§ Exercise brief:
For the material that follows, state the number of lines where "structured" occurs, and add nothing.

§ Data:
※ ※ ※
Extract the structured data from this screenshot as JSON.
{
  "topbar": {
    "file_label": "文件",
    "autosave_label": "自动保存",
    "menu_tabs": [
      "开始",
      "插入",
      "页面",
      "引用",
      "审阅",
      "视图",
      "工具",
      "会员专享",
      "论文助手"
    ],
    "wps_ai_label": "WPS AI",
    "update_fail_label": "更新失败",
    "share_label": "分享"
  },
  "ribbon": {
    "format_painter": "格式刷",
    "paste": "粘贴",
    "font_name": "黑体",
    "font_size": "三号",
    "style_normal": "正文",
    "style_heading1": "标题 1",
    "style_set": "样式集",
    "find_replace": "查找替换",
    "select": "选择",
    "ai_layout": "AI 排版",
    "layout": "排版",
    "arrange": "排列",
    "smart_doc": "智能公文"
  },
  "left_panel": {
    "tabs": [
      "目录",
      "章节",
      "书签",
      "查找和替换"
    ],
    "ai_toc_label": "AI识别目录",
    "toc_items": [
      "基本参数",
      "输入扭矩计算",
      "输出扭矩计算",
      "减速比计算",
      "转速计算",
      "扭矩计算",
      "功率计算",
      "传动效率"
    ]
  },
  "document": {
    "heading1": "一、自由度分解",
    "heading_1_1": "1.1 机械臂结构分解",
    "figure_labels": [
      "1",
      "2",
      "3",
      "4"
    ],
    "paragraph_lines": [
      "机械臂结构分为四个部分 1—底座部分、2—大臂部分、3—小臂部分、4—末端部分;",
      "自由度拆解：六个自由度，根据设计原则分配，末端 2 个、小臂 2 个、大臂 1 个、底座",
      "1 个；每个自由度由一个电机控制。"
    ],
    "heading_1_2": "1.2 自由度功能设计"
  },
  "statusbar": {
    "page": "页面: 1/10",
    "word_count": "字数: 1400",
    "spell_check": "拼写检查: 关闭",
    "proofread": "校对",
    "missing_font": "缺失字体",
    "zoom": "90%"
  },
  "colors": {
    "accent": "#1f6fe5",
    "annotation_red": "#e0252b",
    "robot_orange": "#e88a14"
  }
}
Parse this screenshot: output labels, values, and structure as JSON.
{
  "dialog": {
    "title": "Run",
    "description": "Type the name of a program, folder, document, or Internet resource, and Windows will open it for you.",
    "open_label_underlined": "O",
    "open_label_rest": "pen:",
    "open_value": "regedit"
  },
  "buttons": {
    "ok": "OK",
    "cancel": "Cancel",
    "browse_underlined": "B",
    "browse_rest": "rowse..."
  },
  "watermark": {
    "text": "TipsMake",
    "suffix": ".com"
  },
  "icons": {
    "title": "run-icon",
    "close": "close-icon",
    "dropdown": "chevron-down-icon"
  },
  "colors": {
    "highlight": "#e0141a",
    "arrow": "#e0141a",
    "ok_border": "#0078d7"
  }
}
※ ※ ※
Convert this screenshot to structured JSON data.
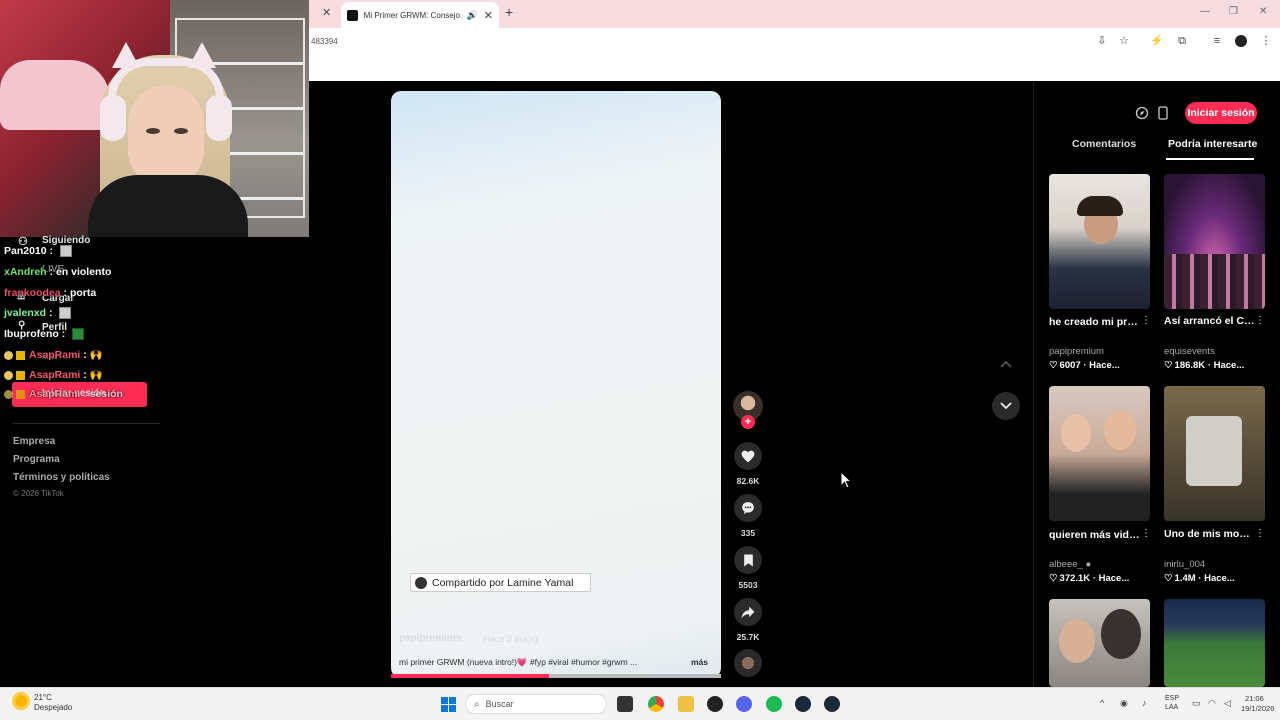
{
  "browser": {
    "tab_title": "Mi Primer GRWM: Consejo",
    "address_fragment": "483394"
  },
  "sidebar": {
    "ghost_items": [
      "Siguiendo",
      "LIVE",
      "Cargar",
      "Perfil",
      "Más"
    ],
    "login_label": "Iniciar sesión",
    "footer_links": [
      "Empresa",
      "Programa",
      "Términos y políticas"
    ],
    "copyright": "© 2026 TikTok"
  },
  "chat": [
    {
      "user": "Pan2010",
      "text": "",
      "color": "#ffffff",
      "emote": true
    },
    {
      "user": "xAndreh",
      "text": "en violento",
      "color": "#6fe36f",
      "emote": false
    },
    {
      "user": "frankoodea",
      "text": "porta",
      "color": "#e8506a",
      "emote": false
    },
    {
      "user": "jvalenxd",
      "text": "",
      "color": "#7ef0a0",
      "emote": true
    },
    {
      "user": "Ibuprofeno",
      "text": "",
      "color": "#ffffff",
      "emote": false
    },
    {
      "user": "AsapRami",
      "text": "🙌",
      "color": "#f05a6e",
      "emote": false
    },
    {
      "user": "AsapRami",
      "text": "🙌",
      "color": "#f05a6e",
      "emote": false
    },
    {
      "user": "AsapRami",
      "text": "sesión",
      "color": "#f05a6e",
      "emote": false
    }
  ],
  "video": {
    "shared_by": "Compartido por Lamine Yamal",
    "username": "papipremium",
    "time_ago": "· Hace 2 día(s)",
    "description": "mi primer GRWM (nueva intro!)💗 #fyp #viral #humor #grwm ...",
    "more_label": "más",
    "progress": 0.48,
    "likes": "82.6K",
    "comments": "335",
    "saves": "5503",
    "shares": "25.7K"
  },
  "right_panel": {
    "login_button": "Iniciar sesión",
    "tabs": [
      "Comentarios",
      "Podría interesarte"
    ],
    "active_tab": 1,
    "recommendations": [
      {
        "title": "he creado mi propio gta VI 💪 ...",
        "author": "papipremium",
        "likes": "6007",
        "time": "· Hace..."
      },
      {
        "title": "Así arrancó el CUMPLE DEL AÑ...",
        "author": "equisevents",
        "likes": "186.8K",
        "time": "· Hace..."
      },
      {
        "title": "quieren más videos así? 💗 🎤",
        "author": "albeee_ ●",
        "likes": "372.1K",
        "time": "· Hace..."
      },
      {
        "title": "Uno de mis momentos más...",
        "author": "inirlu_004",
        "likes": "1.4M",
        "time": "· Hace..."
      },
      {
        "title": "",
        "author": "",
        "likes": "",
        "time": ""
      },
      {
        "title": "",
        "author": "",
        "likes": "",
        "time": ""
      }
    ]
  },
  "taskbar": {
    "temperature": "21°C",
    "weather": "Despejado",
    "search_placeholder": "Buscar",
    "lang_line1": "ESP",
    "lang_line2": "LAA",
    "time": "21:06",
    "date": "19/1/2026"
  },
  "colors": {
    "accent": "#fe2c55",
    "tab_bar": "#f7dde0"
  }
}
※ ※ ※
§ Finished exercise:
2